The test for compatibility with the political system
The fact that the Left Party has formed a local government is viewed in Germany as a test of the degree to which this grouping is ready to make compromises (as with the Green Party in Hesse in 1985). To become a coalition partner acceptable to the Social Democrats and the Green Party at the federal level, Die Linke would have to relinquish some of the slogans which in many cases are important elements of the party’s identity. These include the demands for Germany to leave NATO and to dissolve the Eurozone, criticism of Israel and the USA, solidarity with Russia and Cuba, extreme pacifism and the demand that banks and energy companies should be nationalised. A possible process of de-radicalisation of the Left Party will inevitably give rise to a conflict between the two wings of the party: the pragmatists led by Gregor Gysi (the head of the Die Linke faction in the Bundestag) and the radicals headed by Sahra Wagenknecht (deputy chairperson of the faction). Given the scale of the differences between the various groups operating inside Die Linke (radical leftist movements active in the west of the country and post-Communists with their roots in East Germany), this might even bring about a split in this party.
The dilemma of the Social Democrats and the Greens
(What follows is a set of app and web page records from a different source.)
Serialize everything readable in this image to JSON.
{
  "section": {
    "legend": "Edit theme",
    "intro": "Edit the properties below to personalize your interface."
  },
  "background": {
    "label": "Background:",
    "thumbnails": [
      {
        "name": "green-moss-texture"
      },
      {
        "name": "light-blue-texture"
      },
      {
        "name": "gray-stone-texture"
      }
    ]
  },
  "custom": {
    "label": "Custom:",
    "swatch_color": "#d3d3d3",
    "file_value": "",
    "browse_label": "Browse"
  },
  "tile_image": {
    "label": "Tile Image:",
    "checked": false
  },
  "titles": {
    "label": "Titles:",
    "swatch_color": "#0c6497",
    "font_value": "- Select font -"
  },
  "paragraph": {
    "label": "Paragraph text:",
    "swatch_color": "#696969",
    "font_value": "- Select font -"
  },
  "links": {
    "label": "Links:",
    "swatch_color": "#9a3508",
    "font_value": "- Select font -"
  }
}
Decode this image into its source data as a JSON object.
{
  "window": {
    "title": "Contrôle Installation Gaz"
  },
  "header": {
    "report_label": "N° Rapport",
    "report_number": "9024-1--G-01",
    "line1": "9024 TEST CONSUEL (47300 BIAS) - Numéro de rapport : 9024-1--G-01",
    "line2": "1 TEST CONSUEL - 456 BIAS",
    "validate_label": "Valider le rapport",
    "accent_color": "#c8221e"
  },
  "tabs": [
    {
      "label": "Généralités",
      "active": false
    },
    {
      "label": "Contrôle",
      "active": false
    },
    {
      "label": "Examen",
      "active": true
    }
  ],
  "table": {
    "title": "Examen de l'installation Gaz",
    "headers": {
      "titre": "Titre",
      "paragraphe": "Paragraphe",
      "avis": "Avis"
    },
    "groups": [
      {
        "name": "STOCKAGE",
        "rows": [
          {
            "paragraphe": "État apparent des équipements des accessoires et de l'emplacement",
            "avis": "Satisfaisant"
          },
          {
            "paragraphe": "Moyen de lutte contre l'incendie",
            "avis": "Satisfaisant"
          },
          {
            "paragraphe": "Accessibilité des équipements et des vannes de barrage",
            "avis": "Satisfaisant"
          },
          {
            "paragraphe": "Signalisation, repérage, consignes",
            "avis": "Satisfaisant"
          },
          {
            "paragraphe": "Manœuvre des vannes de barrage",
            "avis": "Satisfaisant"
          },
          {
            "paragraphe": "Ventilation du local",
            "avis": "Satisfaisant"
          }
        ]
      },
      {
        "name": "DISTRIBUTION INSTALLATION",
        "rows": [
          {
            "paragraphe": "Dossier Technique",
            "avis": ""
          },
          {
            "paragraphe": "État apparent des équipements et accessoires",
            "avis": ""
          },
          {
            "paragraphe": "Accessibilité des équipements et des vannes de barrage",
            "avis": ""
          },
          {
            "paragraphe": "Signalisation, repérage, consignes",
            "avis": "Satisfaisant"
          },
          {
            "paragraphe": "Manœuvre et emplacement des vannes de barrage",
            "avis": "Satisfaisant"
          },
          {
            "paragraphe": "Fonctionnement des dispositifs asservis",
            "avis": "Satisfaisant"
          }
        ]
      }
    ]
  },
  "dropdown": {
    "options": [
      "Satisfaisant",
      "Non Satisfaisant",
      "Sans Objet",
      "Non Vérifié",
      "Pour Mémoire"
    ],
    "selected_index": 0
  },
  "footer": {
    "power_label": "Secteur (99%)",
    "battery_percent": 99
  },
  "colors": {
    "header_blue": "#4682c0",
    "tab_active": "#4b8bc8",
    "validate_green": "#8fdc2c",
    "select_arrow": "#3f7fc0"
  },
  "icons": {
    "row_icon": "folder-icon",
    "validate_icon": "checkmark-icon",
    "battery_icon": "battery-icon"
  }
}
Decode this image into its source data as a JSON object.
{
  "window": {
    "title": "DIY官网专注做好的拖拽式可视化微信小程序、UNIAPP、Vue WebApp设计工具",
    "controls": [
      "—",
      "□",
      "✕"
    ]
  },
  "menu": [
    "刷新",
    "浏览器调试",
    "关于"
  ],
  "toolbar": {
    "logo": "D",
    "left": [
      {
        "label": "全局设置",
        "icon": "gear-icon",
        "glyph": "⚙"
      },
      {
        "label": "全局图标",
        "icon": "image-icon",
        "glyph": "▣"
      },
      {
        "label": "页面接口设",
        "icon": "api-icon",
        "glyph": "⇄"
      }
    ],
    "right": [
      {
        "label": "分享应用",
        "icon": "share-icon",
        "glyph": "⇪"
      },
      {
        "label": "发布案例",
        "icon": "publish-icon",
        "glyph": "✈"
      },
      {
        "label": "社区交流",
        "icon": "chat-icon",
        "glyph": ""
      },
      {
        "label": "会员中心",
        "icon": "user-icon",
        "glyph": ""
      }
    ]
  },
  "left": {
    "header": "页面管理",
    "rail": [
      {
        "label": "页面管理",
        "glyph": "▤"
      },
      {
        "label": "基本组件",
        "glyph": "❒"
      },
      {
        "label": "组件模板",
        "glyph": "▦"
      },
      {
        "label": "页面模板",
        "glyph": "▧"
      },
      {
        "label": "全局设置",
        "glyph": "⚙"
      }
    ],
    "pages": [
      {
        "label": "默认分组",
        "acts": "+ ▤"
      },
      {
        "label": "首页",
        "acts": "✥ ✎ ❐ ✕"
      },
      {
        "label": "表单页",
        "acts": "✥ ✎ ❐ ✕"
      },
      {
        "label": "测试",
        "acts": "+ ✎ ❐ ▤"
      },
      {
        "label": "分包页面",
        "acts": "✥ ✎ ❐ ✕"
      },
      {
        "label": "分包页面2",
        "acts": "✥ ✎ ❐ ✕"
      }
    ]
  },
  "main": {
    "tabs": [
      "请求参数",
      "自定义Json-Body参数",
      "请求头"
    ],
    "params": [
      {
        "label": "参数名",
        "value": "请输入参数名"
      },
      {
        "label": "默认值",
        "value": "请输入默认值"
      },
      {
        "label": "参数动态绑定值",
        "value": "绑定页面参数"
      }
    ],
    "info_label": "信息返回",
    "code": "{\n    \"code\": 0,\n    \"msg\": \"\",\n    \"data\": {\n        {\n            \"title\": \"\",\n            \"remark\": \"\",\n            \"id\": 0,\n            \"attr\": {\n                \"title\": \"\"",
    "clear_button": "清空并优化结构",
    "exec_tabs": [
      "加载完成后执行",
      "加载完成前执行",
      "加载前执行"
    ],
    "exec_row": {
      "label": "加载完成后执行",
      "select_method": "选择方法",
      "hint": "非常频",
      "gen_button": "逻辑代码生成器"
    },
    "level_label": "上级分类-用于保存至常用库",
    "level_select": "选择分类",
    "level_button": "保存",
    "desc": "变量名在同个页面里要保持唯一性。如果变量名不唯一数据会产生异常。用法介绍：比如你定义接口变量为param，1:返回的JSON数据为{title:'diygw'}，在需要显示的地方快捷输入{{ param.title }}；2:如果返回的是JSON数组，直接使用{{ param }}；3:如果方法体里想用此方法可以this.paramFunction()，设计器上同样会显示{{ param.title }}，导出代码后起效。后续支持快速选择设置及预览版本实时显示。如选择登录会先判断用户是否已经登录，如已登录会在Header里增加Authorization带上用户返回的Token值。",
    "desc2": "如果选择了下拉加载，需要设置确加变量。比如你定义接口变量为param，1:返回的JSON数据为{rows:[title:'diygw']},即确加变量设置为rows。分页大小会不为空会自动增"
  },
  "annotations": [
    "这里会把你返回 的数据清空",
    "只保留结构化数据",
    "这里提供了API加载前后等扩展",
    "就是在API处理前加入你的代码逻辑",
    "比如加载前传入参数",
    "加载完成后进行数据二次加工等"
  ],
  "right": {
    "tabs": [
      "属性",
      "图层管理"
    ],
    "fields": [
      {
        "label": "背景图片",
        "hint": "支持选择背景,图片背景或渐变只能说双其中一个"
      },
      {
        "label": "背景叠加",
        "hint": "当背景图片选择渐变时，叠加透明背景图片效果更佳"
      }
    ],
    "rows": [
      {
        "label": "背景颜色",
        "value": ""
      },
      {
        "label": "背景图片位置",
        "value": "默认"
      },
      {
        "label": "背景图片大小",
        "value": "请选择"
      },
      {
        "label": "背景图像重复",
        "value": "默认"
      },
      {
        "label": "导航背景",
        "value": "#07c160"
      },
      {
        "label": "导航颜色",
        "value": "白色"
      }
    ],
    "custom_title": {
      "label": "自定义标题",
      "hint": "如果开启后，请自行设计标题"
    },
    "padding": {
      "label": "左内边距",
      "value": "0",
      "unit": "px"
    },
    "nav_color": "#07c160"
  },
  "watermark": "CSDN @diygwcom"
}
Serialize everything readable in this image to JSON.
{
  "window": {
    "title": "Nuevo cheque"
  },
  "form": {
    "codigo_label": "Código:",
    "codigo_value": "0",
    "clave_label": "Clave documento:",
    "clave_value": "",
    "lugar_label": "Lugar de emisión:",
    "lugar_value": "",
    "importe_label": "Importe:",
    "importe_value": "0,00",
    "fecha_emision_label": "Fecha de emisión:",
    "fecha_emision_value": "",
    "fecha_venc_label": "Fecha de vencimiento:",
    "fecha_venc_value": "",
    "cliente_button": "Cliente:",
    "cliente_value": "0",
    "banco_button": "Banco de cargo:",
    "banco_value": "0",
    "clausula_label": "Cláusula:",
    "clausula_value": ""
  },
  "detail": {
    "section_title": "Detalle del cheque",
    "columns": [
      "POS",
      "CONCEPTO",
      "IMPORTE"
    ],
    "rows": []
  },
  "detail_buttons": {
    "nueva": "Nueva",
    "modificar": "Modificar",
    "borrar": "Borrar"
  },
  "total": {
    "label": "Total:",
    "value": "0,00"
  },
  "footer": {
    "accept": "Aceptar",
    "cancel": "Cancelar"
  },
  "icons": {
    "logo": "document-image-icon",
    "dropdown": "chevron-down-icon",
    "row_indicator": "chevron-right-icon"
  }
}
The potential coalition partners of Die Linke are also set to face a dilemma in the future. Co-operation with the post-Communists is appealing to the SPD since this will offer it the opportunity to take the chancellor’s office again, and to the Green Party because it gives it the opportunity to co-govern the country. The practice of isolating Die Linke is well-grounded for historical reasons, but it leaves the SPD no other opportunity but to play the role of minor partner in government coalitions with the CDU. However, since the SPD and the Green Party have decided to co-operate with Die Linke, they will have to change their approach to some issues, as well. Regarding economic and social issues, the Green Party and the left wing inside the SPD do not differ practically from the pragmatists from Die Linke; however, they still strongly disagree about the so-called ‘East German legacy’. As revealed by discussions preceding the signing of the coalition agreement in Thuringia, the leaders of the Left Party on the federal level, unlike Bodo Ramelow, are not ready to accept the statement that East Germany was a “unjust state” even as a tactical move. As a consequence of this move they could lose a great share of their electorate in Eastern Germany where according to public opinion polls only 30% of residents are ready to accept this label (28% in the case of the Left Party’s electorate). This forces the SPD and the Green Party to soften their narrative concerning East Germany.